ASSIGNMENT ::
Print each record below word for word.

[[ EXTRACTED INFORMATION open ]]

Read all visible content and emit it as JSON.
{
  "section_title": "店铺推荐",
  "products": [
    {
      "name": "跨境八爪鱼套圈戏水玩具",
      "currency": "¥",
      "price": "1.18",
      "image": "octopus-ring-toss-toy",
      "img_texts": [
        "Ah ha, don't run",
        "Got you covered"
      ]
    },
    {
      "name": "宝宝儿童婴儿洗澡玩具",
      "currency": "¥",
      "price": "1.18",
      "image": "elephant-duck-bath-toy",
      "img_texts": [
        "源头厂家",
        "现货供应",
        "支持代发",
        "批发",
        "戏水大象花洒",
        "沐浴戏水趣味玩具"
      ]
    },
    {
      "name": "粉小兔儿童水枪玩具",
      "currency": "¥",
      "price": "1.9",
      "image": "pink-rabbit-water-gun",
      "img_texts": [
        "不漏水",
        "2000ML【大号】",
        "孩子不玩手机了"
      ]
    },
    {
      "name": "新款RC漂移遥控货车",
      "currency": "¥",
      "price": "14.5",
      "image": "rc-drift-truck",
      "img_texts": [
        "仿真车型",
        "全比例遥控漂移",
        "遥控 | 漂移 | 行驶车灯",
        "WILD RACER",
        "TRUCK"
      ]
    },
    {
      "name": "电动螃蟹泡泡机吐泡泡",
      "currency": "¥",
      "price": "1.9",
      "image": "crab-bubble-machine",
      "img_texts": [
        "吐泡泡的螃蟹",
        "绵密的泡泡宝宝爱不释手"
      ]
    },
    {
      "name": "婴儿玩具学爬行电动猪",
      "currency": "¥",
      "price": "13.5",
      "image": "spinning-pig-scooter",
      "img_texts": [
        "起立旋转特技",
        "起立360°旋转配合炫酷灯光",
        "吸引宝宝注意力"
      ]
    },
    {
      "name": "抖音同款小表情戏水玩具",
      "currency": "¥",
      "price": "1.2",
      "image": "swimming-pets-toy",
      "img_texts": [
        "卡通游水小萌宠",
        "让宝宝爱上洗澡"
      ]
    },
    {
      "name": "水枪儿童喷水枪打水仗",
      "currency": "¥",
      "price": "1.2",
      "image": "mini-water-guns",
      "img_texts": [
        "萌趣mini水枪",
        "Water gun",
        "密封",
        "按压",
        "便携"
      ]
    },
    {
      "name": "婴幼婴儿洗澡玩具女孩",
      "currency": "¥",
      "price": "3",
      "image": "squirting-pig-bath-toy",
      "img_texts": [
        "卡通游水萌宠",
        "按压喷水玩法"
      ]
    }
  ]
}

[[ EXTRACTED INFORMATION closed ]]

TASK OUTPUT ::
Read all visible content and emit it as JSON.
{
  "section_title": "店铺推荐",
  "products": [
    {
      "name": "跨境八爪鱼套圈戏水玩具",
      "currency": "¥",
      "price": "1.18",
      "image": "octopus-ring-toss-toy",
      "img_texts": [
        "Ah ha, don't run",
        "Got you covered"
      ]
    },
    {
      "name": "宝宝儿童婴儿洗澡玩具",
      "currency": "¥",
      "price": "1.18",
      "image": "elephant-duck-bath-toy",
      "img_texts": [
        "源头厂家",
        "现货供应",
        "支持代发",
        "批发",
        "戏水大象花洒",
        "沐浴戏水趣味玩具"
      ]
    },
    {
      "name": "粉小兔儿童水枪玩具",
      "currency": "¥",
      "price": "1.9",
      "image": "pink-rabbit-water-gun",
      "img_texts": [
        "不漏水",
        "2000ML【大号】",
        "孩子不玩手机了"
      ]
    },
    {
      "name": "新款RC漂移遥控货车",
      "currency": "¥",
      "price": "14.5",
      "image": "rc-drift-truck",
      "img_texts": [
        "仿真车型",
        "全比例遥控漂移",
        "遥控 | 漂移 | 行驶车灯",
        "WILD RACER",
        "TRUCK"
      ]
    },
    {
      "name": "电动螃蟹泡泡机吐泡泡",
      "currency": "¥",
      "price": "1.9",
      "image": "crab-bubble-machine",
      "img_texts": [
        "吐泡泡的螃蟹",
        "绵密的泡泡宝宝爱不释手"
      ]
    },
    {
      "name": "婴儿玩具学爬行电动猪",
      "currency": "¥",
      "price": "13.5",
      "image": "spinning-pig-scooter",
      "img_texts": [
        "起立旋转特技",
        "起立360°旋转配合炫酷灯光",
        "吸引宝宝注意力"
      ]
    },
    {
      "name": "抖音同款小表情戏水玩具",
      "currency": "¥",
      "price": "1.2",
      "image": "swimming-pets-toy",
      "img_texts": [
        "卡通游水小萌宠",
        "让宝宝爱上洗澡"
      ]
    },
    {
      "name": "水枪儿童喷水枪打水仗",
      "currency": "¥",
      "price": "1.2",
      "image": "mini-water-guns",
      "img_texts": [
        "萌趣mini水枪",
        "Water gun",
        "密封",
        "按压",
        "便携"
      ]
    },
    {
      "name": "婴幼婴儿洗澡玩具女孩",
      "currency": "¥",
      "price": "3",
      "image": "squirting-pig-bath-toy",
      "img_texts": [
        "卡通游水萌宠",
        "按压喷水玩法"
      ]
    }
  ]
}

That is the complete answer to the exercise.